-------- Dataset records

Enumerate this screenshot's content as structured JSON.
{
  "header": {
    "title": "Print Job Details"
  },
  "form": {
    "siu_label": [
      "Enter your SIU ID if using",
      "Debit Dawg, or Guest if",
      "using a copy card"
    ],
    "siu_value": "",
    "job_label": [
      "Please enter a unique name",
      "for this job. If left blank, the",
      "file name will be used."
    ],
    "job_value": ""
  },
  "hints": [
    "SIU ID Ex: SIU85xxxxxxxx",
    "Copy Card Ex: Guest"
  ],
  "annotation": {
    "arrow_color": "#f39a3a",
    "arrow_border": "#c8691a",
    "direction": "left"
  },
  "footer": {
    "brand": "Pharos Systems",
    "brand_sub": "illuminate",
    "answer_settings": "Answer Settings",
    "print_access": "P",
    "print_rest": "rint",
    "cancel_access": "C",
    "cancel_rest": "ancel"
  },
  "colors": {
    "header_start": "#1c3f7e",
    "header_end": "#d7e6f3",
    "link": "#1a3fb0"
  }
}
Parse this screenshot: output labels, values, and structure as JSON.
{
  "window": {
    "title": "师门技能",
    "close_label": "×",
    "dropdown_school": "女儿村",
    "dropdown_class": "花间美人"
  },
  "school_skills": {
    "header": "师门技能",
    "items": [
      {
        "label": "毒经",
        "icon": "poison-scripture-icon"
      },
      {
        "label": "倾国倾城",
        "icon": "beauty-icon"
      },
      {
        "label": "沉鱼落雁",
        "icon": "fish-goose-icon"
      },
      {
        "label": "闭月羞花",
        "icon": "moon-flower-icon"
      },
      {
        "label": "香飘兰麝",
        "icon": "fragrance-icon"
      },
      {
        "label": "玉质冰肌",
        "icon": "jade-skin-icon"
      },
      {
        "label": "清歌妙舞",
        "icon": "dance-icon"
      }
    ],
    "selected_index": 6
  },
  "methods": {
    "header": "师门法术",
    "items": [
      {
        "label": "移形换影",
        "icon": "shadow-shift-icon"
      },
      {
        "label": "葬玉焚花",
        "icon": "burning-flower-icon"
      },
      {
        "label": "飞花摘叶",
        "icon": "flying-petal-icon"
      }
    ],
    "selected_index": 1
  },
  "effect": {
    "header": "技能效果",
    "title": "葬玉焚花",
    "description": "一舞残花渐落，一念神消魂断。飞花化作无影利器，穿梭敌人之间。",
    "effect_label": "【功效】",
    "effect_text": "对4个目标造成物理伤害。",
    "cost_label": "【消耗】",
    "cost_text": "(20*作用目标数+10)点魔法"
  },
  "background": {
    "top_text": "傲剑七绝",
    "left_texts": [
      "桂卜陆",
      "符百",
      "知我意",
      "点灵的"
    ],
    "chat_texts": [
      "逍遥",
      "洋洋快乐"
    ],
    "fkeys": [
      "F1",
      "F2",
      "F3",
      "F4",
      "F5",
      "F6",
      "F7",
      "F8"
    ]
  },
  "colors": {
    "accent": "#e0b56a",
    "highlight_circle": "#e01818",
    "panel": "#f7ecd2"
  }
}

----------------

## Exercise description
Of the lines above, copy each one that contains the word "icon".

## Task answer
        "icon": "poison-scripture-icon"
        "icon": "beauty-icon"
        "icon": "fish-goose-icon"
        "icon": "moon-flower-icon"
        "icon": "fragrance-icon"
        "icon": "jade-skin-icon"
        "icon": "dance-icon"
        "icon": "shadow-shift-icon"
        "icon": "burning-flower-icon"
        "icon": "flying-petal-icon"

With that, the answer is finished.